What is ‘IOT’, I hear you cry.

To put it simply, it’s the connection of physical things to the internet, to each other and their surroundings, creating hyper-connectivity. The classic example is of the fridge updating you, over the internet, to let you know that you've run out of milk. Now that’s worth mentioning. However it’s not all that simple, we know this vast subject may need clarifying in a few areas and we’re here to shed light on the dark streets of this digitally-driven era.

There’s been much hype about the Internet of Things and the potential it has to change the consumer world. The length of build up with the lack of permeation, so far, makes me wonder if the IOT is headed in the same direction as QR codes. So they walk the walk, but can they talk the talk? We haven’t seen much application going on both digitally and in marketing.

McKinsey has a very different outlook — their estimation is that the hype is in fact underestimating its worth. With a prediction like 2025 IOT could be worth anywhere between $4 trillion to $11 trillion, factories (e.g. operations management) and cities (e.g. traffic control) make the greatest commercial impact.

How has the Internet of Things impressed us so far?
• Hilton Hotels have been using IOT in front of house services, such as smartphones used for check ins and room keys. The amplification for 2016 is steering towards saving customer preferences and upselling special offers.

• Ralph Lauren Polo Shirt have released a ‘Polo Tech Shirt’. The Polo automatically streams your biometrics, heart rate and energy output straight to the cloud. Potentially erring into a marketing novelty but 2016 could see retail brands integrating with fitness wearables. Wearables technology has been a big talking and selling ($84million) point over 2015.

• Nest thermostat, probably the most well-known IOT, currently allows users to manage and optimise their homes. This kind of device has plenty of amplification for 2016 for further chore management and pure genius-ness.

The future
According to McKinsey, there is a lot more money to be made and data to be mined. They suggest that the money to be made is in utility and not necessarily marketing. It’s still in its novelty stages and businesses and marketers are working out how to best capture the public’s imagination, but there are two ways that this will most likely win us over, come 2016:

• Personalisation of data being remembered by devices to make consumers’ lives easier

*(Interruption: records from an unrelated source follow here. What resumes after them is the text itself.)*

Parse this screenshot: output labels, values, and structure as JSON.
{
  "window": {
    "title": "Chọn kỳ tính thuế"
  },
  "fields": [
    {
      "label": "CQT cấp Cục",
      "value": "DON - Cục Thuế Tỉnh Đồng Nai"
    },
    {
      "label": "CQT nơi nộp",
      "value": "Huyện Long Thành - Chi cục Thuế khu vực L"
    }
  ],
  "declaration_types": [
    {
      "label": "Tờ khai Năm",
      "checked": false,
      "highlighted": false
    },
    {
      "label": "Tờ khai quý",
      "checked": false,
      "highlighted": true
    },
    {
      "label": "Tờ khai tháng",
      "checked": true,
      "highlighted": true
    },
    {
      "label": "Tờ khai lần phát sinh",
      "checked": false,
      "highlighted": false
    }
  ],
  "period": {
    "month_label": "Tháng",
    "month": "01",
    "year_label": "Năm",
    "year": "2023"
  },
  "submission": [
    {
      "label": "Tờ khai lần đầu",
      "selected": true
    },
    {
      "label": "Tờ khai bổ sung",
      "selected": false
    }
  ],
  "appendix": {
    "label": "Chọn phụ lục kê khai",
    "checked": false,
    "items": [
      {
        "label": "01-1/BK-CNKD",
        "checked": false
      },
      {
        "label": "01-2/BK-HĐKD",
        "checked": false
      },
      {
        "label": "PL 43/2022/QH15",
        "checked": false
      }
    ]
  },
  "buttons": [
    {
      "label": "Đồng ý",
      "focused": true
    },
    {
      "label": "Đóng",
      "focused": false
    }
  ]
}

  • Accuracy in the data provided — fair insurance, fair quotes, fair energy — based on how much consumers are actually using products.

Set to fully win us over come 2016, the future of IOT is looking bright and we’re pretty excited to anticipate what’s just around the corner…